[Dataset rows for apps and sites]
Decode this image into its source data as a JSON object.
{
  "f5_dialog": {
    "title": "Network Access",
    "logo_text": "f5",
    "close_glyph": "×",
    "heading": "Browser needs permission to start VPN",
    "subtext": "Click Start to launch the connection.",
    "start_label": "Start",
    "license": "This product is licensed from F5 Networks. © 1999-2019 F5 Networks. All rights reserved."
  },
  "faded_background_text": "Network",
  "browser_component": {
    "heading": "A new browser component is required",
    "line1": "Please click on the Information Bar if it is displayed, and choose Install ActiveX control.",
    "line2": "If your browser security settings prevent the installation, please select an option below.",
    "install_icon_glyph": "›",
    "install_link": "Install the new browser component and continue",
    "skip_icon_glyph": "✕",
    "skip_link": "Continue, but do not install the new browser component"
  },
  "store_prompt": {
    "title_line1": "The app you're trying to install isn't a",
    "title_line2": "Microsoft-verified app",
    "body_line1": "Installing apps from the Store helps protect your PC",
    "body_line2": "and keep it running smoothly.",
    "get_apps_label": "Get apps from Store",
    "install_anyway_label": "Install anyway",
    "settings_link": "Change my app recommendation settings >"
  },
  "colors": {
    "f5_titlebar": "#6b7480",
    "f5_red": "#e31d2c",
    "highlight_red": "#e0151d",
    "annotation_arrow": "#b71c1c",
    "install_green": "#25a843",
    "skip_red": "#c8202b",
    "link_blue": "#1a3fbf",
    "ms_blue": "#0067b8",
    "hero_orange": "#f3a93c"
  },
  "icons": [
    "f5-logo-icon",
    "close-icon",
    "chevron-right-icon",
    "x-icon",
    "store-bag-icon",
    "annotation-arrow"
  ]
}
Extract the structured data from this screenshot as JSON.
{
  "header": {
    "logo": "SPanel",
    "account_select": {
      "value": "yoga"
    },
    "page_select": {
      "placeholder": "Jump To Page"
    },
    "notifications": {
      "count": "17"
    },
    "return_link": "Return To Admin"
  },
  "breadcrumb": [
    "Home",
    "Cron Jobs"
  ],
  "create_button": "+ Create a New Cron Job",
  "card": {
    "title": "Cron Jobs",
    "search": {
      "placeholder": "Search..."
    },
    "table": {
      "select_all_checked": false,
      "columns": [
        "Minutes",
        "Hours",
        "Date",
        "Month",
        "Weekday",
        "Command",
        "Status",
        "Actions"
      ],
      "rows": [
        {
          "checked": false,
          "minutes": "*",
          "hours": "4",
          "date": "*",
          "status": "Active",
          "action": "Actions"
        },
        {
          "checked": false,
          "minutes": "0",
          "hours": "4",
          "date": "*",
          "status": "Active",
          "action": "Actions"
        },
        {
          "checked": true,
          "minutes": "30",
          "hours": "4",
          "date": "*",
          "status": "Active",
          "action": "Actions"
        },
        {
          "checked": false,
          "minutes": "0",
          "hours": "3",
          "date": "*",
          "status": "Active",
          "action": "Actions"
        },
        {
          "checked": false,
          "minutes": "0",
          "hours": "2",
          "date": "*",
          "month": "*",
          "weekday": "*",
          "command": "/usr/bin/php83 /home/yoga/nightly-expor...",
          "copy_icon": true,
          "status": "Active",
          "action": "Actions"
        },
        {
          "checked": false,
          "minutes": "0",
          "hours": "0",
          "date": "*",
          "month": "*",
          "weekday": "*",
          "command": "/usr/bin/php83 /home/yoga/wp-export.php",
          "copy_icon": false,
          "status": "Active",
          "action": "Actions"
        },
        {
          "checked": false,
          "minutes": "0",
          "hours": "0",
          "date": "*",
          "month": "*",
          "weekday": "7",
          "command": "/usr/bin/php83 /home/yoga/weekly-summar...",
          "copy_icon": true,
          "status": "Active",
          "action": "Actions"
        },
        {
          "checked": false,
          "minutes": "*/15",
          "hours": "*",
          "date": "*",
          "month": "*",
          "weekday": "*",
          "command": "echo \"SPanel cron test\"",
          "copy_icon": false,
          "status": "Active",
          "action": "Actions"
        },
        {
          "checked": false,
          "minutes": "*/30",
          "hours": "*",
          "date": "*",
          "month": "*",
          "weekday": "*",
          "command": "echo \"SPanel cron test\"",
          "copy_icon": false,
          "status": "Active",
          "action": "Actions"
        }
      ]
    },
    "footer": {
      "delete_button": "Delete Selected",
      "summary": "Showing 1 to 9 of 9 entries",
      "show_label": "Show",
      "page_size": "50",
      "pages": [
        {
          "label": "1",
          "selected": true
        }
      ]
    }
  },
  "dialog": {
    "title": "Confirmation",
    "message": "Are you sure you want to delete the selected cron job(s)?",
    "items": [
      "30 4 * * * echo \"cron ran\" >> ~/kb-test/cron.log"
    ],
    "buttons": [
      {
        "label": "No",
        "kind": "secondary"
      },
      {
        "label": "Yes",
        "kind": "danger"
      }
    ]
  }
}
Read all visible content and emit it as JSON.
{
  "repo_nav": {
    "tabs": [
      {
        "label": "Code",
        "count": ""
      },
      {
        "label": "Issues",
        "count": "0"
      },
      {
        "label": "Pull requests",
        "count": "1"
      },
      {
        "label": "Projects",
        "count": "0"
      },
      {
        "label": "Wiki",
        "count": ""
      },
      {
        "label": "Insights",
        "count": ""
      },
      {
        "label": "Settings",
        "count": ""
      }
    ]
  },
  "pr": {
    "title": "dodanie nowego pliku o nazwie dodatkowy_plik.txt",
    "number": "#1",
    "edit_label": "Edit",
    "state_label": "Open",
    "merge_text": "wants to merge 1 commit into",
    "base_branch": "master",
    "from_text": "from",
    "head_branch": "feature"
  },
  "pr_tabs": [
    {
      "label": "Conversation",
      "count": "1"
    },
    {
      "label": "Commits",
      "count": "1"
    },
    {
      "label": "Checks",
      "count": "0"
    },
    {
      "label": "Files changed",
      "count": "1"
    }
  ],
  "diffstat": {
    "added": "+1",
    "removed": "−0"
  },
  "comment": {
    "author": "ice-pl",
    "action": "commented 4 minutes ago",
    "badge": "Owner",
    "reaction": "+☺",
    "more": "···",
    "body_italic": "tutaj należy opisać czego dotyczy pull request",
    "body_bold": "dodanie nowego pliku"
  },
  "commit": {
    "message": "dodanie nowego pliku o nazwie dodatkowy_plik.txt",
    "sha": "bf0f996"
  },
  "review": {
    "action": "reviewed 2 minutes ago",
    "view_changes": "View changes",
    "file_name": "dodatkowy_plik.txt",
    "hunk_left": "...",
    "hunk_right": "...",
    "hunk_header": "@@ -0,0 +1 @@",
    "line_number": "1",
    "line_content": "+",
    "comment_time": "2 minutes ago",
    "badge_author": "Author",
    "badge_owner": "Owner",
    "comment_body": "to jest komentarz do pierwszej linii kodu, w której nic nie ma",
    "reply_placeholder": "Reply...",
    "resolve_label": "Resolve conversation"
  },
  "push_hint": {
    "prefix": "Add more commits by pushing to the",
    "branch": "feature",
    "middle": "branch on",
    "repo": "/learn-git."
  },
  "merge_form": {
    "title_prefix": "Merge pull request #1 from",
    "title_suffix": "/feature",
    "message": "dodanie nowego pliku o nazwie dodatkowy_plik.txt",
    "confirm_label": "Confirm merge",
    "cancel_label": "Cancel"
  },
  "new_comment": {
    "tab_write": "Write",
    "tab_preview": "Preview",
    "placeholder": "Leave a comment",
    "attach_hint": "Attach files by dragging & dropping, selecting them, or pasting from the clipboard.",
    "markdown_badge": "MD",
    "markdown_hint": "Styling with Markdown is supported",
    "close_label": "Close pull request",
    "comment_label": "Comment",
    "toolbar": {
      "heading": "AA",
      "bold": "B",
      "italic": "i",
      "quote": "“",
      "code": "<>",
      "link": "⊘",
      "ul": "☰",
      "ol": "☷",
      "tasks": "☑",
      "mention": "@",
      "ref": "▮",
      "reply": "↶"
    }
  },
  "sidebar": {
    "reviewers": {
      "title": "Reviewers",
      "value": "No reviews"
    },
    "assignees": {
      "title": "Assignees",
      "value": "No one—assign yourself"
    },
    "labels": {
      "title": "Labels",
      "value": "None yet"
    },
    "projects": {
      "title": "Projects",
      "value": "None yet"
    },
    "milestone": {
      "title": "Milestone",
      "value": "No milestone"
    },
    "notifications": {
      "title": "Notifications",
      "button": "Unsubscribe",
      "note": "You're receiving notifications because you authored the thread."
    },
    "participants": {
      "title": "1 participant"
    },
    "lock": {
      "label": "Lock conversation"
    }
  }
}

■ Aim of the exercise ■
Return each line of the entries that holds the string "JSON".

■ Response area ■
Decode this image into its source data as a JSON object.
Extract the structured data from this screenshot as JSON.
Read all visible content and emit it as JSON.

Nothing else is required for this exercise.